By Oddity Software
By William Dodge Lewis, Edgar Arthur Singer
Lein, a large vascular ductless gland lying in the upper part of the abdominal cavity on the left side, between the stomach and the diaphragm. It is composed of a soft reddish brown cellular structure, the pulp, enclosed and supported by a connective-tissue network given off from the strong fibrous capsule. The spleen is regarded as a blood-forming organ but its functions are very imperfectly understood.
By Stedman, Thomas Lathrop
By William R. Warner
By Daniel Lyons
By William Hand Browne, Samuel Stehman Haldeman
By James Champlin Fernald
By Nuttall, P.Austin.
By Henderson, I. F.; Henderson, W. D.
Hypochondriasis- s. Malpighian bodies of the, see Spleen- s. Supernumerary, Lienculus.
A soft, spongy, parenchymatous organ; of a more or less deep violet red, situate deeply in the left hypochondrium, below the diaphragm, above the colon, between the great tuberosity of the stomach and the cartilages of the false ribs, and above and anterior to the kidney. Its ordinary length is 4 1/2 inches; its thickness 2 1/2; and its weight 8 ounces.
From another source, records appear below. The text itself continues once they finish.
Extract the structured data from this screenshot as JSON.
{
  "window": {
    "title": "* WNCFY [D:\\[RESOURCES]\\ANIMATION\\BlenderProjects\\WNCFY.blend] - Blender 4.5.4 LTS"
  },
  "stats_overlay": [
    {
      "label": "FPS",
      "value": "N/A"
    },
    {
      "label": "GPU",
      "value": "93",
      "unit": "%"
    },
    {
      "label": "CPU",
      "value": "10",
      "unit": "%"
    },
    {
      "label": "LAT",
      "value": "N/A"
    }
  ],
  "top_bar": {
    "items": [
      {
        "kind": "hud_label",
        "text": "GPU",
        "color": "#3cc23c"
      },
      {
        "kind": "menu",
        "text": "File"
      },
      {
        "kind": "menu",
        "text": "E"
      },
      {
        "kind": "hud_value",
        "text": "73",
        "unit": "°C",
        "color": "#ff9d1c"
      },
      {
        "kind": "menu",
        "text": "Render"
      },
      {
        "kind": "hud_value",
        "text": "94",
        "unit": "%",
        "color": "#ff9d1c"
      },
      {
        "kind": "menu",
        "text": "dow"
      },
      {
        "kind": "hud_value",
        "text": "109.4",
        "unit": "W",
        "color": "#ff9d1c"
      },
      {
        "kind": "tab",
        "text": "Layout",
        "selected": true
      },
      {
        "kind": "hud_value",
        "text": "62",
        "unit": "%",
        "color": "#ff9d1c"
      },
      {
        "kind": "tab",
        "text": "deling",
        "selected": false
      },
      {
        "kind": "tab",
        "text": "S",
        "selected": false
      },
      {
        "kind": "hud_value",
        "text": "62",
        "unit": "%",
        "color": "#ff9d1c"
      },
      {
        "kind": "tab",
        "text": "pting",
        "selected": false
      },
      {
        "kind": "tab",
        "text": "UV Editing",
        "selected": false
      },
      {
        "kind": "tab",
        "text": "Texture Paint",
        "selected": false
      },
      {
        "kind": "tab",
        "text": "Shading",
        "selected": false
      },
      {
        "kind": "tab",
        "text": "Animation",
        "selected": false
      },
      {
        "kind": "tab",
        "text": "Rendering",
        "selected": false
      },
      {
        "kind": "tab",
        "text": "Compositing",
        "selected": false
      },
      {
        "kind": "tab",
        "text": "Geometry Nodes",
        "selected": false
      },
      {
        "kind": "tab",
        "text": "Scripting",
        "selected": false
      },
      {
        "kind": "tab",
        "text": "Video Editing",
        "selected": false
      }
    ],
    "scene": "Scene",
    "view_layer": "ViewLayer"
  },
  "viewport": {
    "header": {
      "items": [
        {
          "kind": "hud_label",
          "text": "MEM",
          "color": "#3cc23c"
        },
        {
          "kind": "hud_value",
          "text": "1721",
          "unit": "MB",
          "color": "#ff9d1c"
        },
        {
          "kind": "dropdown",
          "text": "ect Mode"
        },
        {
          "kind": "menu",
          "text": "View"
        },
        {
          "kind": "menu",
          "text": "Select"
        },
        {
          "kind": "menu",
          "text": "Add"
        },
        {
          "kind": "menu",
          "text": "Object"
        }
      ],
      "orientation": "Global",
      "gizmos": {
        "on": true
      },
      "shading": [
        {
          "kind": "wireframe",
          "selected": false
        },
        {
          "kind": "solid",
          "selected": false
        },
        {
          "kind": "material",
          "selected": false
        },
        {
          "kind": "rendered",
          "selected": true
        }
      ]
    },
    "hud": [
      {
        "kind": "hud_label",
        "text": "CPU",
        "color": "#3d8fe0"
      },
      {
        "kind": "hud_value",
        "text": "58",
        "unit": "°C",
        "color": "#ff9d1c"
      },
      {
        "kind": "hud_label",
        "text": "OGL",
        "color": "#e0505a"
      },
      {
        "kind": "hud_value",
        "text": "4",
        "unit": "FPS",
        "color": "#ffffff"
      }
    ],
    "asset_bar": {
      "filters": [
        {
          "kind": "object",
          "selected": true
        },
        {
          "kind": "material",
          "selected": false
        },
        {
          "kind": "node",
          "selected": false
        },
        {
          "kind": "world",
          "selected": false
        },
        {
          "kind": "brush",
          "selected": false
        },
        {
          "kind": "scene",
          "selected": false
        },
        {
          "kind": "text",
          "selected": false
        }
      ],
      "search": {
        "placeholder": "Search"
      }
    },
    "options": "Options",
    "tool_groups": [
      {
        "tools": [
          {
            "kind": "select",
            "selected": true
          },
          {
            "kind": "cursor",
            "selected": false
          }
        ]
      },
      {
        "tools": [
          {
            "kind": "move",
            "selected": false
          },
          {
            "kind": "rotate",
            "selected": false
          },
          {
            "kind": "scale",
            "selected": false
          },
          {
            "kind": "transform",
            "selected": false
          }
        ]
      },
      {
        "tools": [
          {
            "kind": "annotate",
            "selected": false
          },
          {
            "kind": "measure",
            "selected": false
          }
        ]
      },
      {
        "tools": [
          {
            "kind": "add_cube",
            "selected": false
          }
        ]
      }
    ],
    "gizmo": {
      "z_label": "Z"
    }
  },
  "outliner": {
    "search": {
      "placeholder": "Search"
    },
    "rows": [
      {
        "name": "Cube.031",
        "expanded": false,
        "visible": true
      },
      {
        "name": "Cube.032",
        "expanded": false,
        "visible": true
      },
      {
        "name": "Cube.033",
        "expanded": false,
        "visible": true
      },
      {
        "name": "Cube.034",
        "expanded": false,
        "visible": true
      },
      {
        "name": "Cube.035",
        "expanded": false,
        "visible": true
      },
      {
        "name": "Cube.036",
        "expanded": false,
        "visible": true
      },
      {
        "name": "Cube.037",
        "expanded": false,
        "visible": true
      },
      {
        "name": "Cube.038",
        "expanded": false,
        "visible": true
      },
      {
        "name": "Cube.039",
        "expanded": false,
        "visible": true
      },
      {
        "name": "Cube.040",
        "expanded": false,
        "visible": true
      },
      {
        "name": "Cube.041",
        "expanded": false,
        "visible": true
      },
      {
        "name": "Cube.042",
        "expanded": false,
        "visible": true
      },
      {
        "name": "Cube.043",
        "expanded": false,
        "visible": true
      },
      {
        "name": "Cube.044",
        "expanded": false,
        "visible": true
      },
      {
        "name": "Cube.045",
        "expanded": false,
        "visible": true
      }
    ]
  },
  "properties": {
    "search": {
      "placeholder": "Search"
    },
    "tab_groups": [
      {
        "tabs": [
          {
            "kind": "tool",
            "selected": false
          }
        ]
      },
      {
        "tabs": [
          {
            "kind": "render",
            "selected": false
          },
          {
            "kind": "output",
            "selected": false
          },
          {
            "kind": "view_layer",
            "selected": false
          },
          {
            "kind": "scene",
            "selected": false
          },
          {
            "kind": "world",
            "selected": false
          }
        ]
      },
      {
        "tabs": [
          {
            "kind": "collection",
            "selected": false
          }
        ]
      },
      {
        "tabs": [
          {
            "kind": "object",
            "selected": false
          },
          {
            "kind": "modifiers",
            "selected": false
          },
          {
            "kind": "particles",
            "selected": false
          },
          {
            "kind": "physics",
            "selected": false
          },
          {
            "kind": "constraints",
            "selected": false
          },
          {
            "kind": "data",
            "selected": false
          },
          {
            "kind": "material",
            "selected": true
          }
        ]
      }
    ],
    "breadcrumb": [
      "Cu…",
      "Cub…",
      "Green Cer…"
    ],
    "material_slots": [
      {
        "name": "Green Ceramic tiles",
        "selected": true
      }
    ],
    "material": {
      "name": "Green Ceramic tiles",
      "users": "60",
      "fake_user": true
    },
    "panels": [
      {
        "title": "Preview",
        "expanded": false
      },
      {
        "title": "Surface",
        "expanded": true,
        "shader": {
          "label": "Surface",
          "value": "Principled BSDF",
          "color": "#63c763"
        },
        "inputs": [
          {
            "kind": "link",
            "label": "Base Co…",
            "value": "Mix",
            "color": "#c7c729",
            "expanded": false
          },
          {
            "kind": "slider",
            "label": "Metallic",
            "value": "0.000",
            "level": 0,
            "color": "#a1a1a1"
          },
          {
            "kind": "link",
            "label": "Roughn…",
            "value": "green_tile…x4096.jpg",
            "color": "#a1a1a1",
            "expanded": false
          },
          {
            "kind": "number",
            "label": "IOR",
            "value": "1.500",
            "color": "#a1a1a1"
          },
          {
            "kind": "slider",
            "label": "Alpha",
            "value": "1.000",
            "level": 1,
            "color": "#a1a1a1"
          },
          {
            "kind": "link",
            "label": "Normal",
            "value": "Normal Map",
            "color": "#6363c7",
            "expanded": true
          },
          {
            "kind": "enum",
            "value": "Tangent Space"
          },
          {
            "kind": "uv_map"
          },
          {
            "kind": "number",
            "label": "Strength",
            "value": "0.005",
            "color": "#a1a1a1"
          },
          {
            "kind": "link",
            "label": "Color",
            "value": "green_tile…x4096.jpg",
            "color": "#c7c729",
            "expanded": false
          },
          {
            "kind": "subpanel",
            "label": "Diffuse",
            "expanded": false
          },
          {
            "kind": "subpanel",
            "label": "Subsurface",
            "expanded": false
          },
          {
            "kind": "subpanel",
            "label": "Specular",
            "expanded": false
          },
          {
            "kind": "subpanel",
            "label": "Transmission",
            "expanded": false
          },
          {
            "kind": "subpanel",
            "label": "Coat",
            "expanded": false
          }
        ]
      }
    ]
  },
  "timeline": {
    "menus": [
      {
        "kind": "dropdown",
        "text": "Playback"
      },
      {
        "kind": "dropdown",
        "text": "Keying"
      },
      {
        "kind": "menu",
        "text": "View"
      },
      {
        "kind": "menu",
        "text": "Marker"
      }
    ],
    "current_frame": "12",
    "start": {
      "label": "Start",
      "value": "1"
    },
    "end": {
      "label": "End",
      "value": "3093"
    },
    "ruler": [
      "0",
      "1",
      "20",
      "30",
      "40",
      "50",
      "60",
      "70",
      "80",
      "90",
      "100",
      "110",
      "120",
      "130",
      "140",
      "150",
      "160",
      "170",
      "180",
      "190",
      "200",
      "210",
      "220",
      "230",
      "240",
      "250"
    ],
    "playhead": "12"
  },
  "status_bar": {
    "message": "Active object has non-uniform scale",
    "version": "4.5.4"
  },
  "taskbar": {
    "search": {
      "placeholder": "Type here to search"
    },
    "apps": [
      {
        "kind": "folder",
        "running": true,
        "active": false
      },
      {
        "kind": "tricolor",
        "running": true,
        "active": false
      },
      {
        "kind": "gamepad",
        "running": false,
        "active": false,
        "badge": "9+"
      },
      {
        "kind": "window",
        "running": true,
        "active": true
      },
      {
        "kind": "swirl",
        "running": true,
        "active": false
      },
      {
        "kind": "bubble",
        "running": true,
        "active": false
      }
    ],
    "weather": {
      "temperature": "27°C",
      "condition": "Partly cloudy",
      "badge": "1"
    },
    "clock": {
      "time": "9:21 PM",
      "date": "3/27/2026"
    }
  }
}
Its parenchyma, which is bathed in blood, contains a multitude of grayish, soft, and semitransparent granulations- splenic corpuscles or Malpighian bodies of the spleen. It is covered by a serous membrane, furnished by the peritoneum; and by a proper coat, of a fibrous nature, which is intimately united with it, and transmits into its interior delicate, solid, and very elastic prolongations- trabeculae. At its inner edge is a fissure, Hilus seu Porta lie'nis, by which the vessels and nerves enter the organ. The functions of the spleen are unknown. The best opinion is, that it appertains to haematosis, and acts as a diverticulum to the vascular system.
By Robley Dunglison
By Willam Alexander Newman Dorland
By Smith Ely Jelliffe